Covid-19 and Smoke Pollution

As the Covid-19 pandemic continues, wildfire events will continue to overlap and potentially create a “double whammy.” PM exposure may result in weakened pulmonary immunity and thus compromise the ability of our bodies to respond to respiratory viruses such as the influenza virus or SARS-CoV-2 (which causes Covid-19). One study found that the effects of smoke on the immune system may last for months, as exposure to higher levels of PM2.5 during the wildfire seasons has been associated with a more severe flu season the following winter. Thus, wildfire smoke exposure may also increase the risk of contracting Covid-19 and/or increase the severity of disease among those already infected.

This effect can also be seen in reverse. People who currently have or are recovering from Covid-19 may be at higher risk of health effects from wildfire smoke exposure due to compromised heart and lung function resulting from Covid-19. It is also important to note that other at-risk groups for wildfire smoke largely overlap with those who are at-risk for Covid-19, such as adults 65 or older, pregnant women, those with chronic health conditions (e.g., asthma, diabetes, heart and lung disease), immuno-compromised individuals, and those who are of a lower socio-economic status.

 

What Can We Do?

While it is not possible, nor ecologically appropriate, to eradicate all wildfires – there are measures that we can take to mitigate our smoke exposure, as well as help reduce climate change and/or human behavior-driven wildfire events.

Precautions During Wildfire Events

  • Check the Air Quality Index in your area to see whether you need to limit your time outdoors on a given day.
  • Listen to advisories: if you are told to stay indoors or if the air looks smokey outside, stay indoors whenever possible.
  • If you are in a car, keep your windows and vents closed. If you are using the air conditioner, change the setting to “recirculate” mode.
  • While cloth masks help to prevent the spread of Covid-19, they do not protect against smoke exposure. For individuals who must spend time outdoors, consider wearing a fit-tested and approved N95 or P100 respirator to help reduce your exposure (however, note that these respirators may be in shorter supply due to the pandemic). Avoid N95 respirators with exhalation valves, as they may promote the transmission of Covid-19.

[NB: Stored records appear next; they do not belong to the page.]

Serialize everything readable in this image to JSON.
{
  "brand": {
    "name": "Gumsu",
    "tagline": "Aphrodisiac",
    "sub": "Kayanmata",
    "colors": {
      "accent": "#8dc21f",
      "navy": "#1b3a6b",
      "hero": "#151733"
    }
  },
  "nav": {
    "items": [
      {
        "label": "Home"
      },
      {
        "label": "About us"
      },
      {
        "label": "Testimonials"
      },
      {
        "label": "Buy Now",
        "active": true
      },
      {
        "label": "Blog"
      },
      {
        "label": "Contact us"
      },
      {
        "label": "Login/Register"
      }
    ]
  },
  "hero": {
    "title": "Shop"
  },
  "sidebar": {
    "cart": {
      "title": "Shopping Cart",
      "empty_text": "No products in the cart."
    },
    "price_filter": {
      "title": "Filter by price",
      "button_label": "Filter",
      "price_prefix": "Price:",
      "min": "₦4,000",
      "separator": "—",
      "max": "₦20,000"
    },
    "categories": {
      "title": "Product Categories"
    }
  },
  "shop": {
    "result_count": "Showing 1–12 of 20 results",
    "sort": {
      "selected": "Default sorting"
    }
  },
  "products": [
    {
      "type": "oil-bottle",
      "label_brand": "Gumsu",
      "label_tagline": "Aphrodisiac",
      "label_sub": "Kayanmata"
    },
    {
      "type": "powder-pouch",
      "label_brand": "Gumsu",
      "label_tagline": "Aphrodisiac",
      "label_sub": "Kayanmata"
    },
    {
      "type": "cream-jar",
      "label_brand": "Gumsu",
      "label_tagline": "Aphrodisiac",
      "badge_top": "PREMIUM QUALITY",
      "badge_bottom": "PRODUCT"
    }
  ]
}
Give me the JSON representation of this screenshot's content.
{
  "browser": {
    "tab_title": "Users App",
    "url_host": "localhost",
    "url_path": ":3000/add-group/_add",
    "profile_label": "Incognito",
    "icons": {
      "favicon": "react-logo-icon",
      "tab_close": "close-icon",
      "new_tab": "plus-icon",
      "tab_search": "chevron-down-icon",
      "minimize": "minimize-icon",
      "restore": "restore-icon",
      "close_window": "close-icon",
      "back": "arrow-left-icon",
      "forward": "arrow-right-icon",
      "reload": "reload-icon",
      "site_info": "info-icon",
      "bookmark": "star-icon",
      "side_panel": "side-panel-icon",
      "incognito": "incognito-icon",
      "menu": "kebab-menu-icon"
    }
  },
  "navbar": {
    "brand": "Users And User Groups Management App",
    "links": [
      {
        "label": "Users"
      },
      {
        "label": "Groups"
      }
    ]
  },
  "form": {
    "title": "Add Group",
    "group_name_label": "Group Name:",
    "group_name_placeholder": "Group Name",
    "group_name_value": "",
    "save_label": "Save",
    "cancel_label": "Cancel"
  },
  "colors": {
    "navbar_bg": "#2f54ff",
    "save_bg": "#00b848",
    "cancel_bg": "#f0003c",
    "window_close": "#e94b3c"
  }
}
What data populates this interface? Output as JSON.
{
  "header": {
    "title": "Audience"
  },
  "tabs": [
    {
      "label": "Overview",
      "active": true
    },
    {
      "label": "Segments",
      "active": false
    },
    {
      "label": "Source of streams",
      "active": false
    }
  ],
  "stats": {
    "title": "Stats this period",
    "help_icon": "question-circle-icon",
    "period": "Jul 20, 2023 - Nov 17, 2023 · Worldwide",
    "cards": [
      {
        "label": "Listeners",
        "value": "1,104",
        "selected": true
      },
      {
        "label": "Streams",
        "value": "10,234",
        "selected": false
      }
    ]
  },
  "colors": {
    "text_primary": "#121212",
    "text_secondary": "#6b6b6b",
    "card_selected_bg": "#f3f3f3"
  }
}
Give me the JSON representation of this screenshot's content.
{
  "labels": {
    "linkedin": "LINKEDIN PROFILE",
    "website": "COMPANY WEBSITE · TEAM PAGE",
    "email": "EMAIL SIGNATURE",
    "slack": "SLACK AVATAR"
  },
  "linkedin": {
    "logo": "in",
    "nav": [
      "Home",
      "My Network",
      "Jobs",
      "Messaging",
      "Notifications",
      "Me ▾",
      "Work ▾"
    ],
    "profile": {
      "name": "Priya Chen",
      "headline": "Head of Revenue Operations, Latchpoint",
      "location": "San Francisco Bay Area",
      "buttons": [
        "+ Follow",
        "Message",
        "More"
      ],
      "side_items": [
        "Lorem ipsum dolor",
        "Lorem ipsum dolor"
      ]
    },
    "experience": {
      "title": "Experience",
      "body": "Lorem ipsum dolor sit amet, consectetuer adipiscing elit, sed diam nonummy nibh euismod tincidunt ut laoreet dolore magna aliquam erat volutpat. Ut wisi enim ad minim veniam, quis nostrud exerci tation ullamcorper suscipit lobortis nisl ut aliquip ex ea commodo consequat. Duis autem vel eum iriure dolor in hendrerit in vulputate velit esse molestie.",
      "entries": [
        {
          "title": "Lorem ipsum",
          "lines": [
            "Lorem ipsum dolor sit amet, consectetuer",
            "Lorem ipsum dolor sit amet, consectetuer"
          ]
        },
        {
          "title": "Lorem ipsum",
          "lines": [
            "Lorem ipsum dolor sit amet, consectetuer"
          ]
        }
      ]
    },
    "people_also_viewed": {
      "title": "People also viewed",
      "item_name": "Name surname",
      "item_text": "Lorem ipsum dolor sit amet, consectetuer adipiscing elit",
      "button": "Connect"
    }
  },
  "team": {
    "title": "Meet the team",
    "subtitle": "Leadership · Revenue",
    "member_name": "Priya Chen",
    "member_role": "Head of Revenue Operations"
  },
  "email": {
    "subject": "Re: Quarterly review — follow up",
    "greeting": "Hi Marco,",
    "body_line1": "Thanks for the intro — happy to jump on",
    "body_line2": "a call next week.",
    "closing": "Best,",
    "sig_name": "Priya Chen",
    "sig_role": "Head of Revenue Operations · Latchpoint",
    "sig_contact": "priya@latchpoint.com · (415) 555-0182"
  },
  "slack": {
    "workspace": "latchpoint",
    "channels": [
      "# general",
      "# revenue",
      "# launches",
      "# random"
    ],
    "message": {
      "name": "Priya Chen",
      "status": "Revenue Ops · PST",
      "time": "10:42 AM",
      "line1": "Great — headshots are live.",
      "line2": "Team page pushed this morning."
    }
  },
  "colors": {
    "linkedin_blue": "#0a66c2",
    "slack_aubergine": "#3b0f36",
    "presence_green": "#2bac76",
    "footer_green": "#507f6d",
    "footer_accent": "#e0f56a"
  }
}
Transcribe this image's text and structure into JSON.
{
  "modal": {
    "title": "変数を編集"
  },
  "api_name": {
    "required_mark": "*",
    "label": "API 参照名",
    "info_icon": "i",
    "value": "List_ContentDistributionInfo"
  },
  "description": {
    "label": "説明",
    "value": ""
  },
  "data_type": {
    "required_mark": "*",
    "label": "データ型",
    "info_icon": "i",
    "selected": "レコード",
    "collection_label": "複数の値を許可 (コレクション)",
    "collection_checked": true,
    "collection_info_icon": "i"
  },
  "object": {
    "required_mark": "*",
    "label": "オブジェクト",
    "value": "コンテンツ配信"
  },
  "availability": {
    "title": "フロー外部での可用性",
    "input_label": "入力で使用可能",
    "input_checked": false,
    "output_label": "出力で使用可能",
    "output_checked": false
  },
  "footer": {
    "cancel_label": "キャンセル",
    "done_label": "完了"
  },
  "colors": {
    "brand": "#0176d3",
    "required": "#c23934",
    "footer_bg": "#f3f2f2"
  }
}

Improving Air Quality at Home

  • If the outdoor air quality is poor, keep windows and doors closed. When using the AC, keep the fresh air intake closed to prevent infiltration of outdoor smoke. If you are not able to turn off the fresh air intake, make sure the filter on the fresh air intake is clean.
  • Use an air filter and/or portable air cleaner capable of high particle removal efficiency.
  • Integrate air purifying plants to naturally improve air quality indoors. The presence of plants may also help reduce stress during these times.
  • Reduce indoor air pollution by limiting combustion activities such as lighting candles and fireplaces, smoking, or using gas stoves without functioning kitchen hoods. Particles may be resuspended by daily activities such as walking or vacuuming. If possible, use a vacuum with a High Efficiency Particulate Air (HEPA) filter or wear a mask when using a traditional vacuum.

Help Combat Climate Change

  • Switch to eco-friendly modes of transportation. Vehicles are one of the main sources of PM pollution. Use public transportation or bike when possible. If you rely on your own vehicle, consider switching to a hybrid or electric car to reduce PM emissions.
  • Plant more trees. Trees help to remove carbon dioxide from the air and help to combat climate change.
    Lower your own environmental impact. There are many small changes you can incorporate into your life to reduce your carbon footprint and live a more sustainable life. Simple examples include bringing your own bags to the grocery store and using reusable water bottles.
  • Prevent human-caused wildfires. Did you know that nearly 85% of wildfires are caused by humans? If you live near or are visiting a wildfire prone area (e.g., national parks or forests), follow these tips to avoid starting a wildfire.